→ **Work request**: Each line in these records that contains "JSON" counts once. Give the number only.

++++++

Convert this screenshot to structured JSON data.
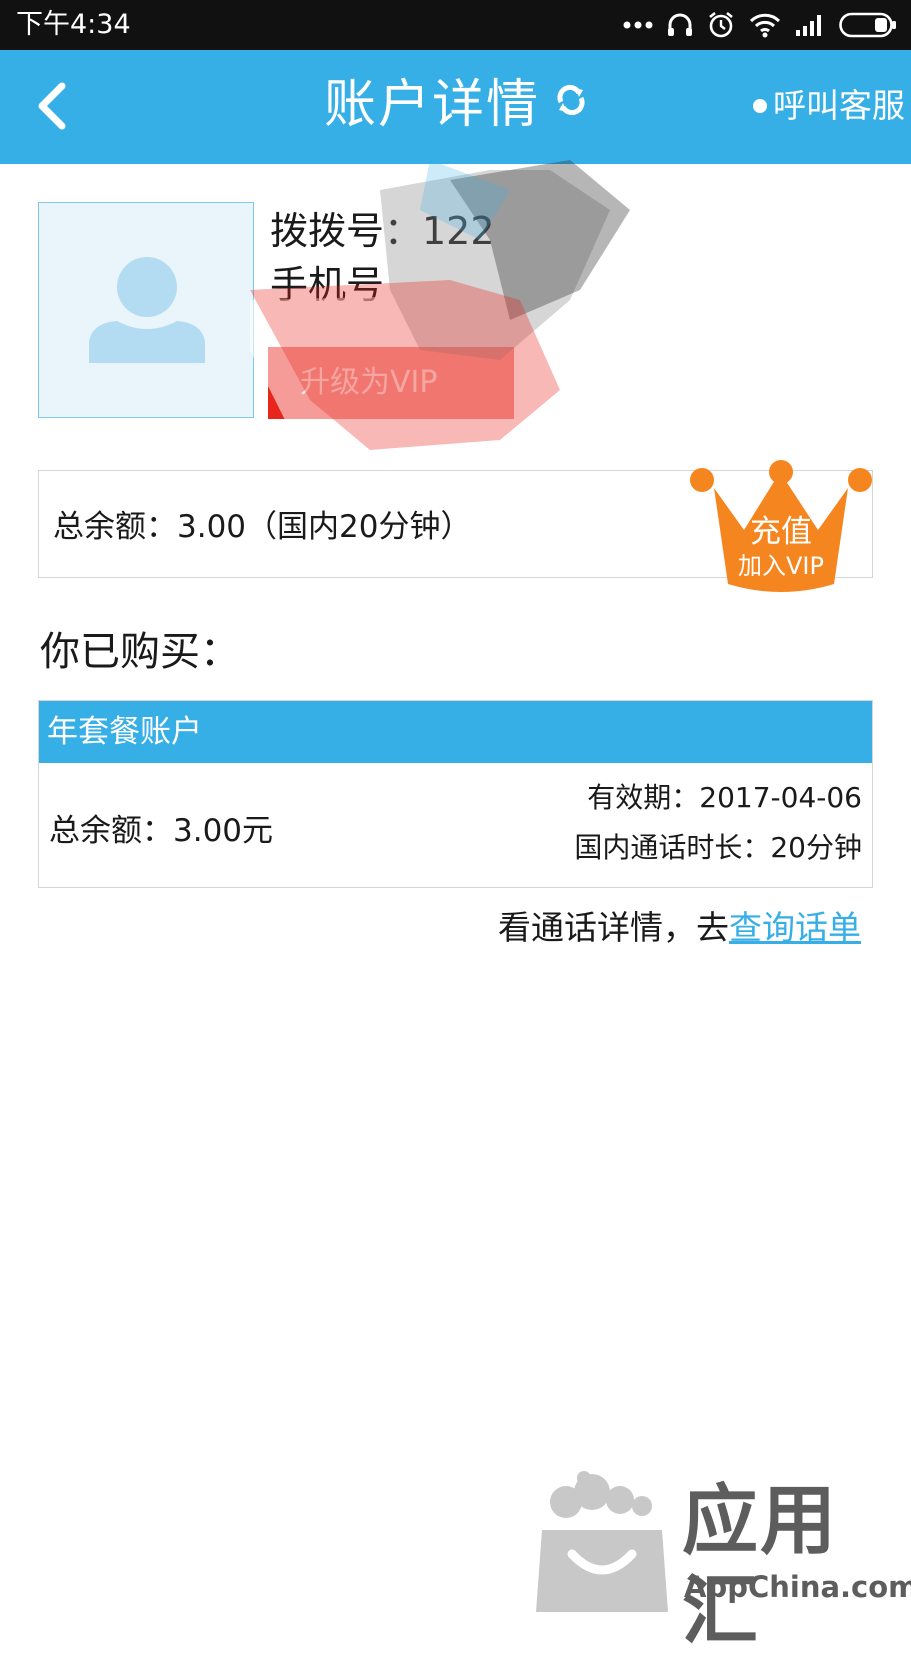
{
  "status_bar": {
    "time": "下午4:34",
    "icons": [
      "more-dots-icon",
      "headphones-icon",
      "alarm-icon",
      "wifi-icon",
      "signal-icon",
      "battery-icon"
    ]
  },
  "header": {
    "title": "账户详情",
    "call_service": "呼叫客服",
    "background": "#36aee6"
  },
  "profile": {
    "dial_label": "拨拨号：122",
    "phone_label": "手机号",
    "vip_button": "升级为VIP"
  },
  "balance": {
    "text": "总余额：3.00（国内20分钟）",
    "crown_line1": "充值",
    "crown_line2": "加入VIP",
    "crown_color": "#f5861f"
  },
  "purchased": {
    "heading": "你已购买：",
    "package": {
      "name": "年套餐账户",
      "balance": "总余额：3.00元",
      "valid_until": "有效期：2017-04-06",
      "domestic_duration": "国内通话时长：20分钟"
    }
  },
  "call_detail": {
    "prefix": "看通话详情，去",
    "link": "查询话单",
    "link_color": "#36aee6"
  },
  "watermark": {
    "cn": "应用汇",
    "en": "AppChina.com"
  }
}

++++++

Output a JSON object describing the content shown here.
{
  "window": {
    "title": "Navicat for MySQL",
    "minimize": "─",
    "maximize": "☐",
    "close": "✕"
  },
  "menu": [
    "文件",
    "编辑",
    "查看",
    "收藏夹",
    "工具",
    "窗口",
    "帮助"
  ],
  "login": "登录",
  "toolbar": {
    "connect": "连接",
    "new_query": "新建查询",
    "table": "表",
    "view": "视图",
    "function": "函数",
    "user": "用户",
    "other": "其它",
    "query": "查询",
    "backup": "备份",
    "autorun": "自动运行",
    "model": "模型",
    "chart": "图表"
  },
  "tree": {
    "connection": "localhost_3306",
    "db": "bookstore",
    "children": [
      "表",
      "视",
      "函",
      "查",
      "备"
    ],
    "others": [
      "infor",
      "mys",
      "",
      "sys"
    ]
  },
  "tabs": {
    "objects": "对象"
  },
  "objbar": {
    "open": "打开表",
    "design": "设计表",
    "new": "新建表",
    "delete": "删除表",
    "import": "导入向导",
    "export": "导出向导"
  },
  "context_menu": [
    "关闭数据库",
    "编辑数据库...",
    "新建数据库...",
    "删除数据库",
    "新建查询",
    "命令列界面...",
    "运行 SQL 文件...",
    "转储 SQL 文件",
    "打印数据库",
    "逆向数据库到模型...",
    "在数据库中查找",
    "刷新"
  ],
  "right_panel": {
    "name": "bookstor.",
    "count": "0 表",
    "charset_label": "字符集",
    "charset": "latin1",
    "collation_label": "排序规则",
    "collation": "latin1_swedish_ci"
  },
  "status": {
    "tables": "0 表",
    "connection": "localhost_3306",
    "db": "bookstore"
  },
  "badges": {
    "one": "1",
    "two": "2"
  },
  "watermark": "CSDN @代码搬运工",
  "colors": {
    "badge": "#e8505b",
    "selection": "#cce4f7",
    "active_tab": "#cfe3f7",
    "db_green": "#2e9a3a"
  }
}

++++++

→ **Output of the task**: 2